Second, the Respondent has to respond to the Petition Contested Divorce Utah within the 20 day (Utah residents) or 30 day (out of state residents) time period. The Respondent has to go through paragraph by paragraph and either “admit” or “deny” each paragraph. An admission to any paragraph in the Petition means that issue is not disputed and there is nothing for the judge to decide. A denial means the parties are contesting the issue and the judge will need to decide it. Along with the response, the Respondent can file a “counter-petition” which is basically another Petition for Divorce, but which sets forth what the Respondent wants.
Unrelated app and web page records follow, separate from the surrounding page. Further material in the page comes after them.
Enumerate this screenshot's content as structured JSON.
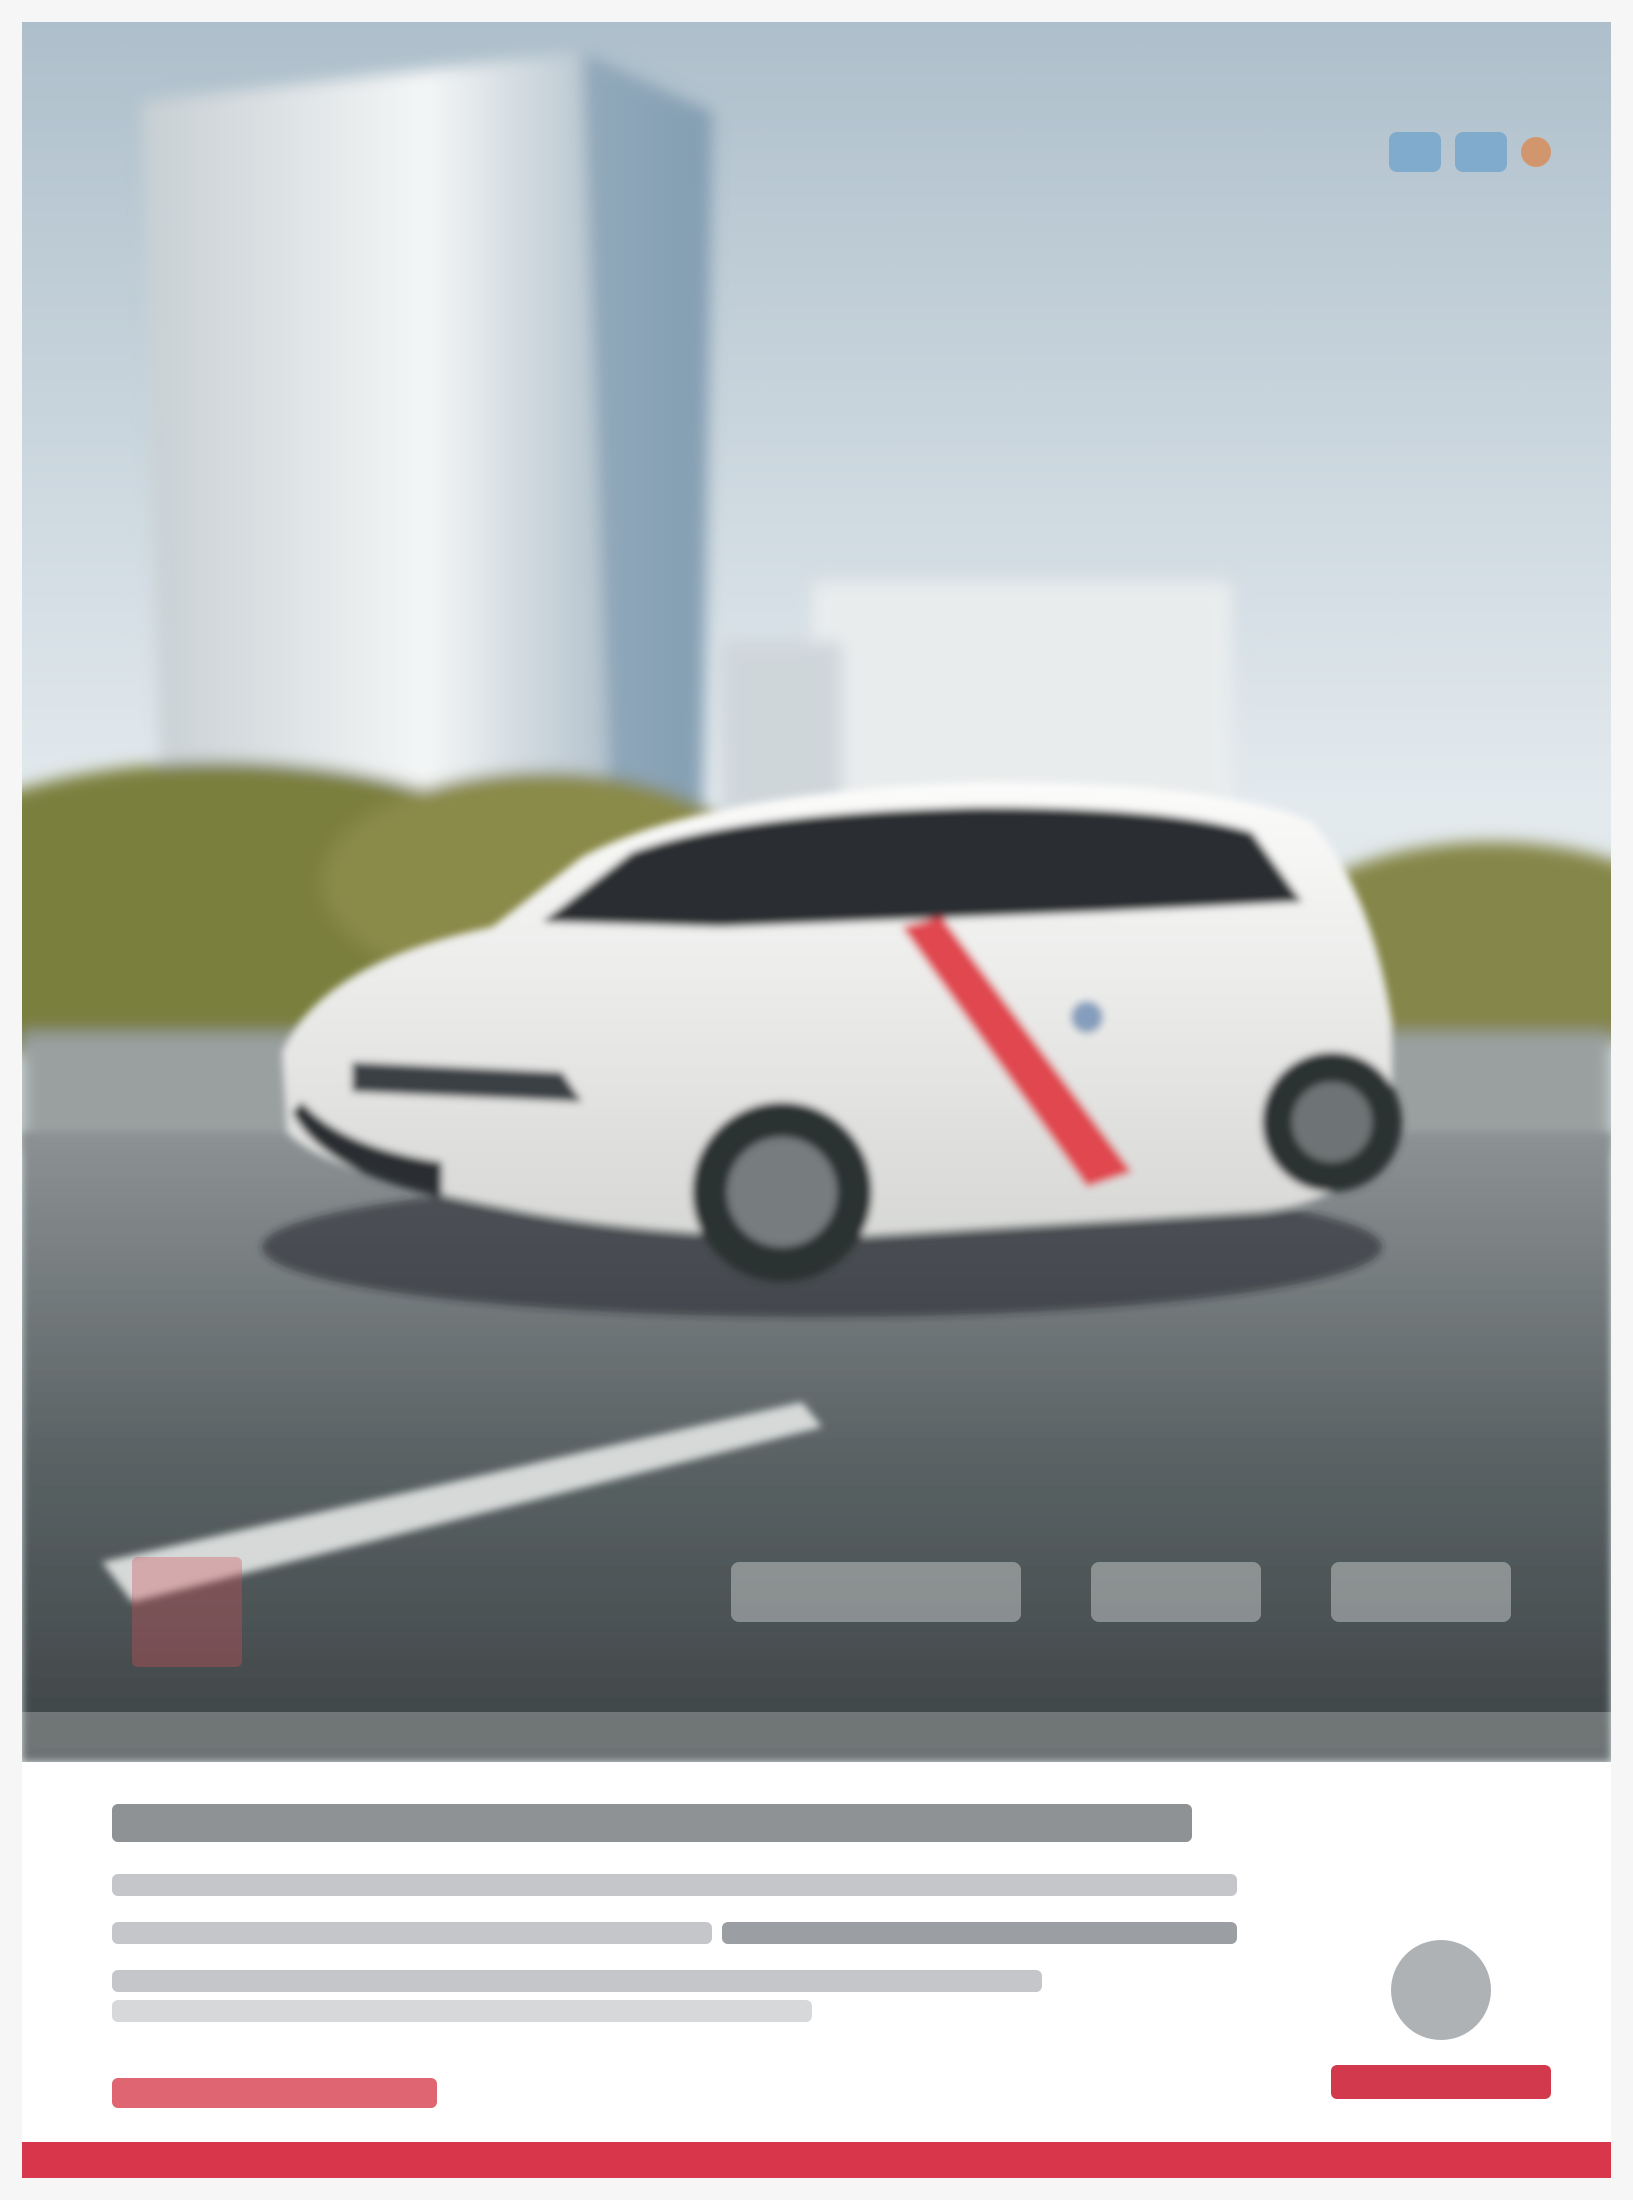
{
  "ad": {
    "headline_line_1": "",
    "headline_line_2": "",
    "body_heading": "",
    "body_text": "",
    "website": "",
    "brand": ""
  },
  "colors": {
    "sky_top": "#b9c9d4",
    "sky_bottom": "#e8eef1",
    "asphalt": "#5f6669",
    "car_body": "#f2f2f0",
    "taxi_stripe": "#e0474f",
    "brand_red": "#d8374b",
    "page_bg": "#ffffff"
  },
  "icons": {
    "top_right_logos": [
      "partner-logo",
      "partner-logo",
      "partner-badge"
    ],
    "brand_logo": "double-chevron-emblem"
  }
}
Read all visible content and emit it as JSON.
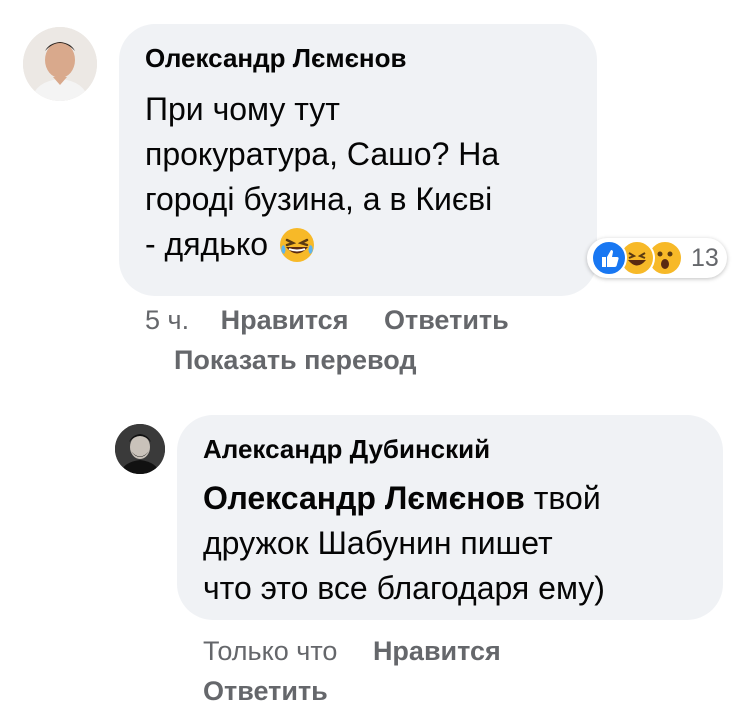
{
  "comment1": {
    "author": "Олександр Лємєнов",
    "text_lines": [
      "При чому тут",
      "прокуратура, Сашо? На",
      "городі бузина, а в Києві",
      "- дядько"
    ],
    "emoji_icon": "laughing-face-icon",
    "reactions": {
      "icons": [
        "like-icon",
        "haha-icon",
        "wow-icon"
      ],
      "count": "13"
    },
    "time": "5 ч.",
    "like_label": "Нравится",
    "reply_label": "Ответить",
    "translate_label": "Показать перевод"
  },
  "comment2": {
    "author": "Александр Дубинский",
    "mention": "Олександр Лємєнов",
    "text_after_mention": " твой",
    "text_lines": [
      "дружок Шабунин пишет",
      "что это все благодаря ему)"
    ],
    "time": "Только что",
    "like_label": "Нравится",
    "reply_label": "Ответить"
  },
  "colors": {
    "bubble": "#f0f2f5",
    "meta_text": "#65676b",
    "like_blue": "#1877f2",
    "emoji_yellow": "#f7b928"
  }
}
The Petitioner will then have 20/30 days to respond to the counter-petition for divorce.
What If I Can’t Afford A Lawyer?
If you can’t afford an attorney and you are looking to prosecute your divorce by yourself you should first look to the state’s OCAP system. It provides a multitude of free forms and a way to fill out those forms online. You can then print them out and file them. There are also some free legal services offered on a county-by-county basis. You would have to check with the court in your specific county to find out if there is an organization that provides free attorney services to qualifying applicants. Call us now for specific on your Contested Divorce Utah.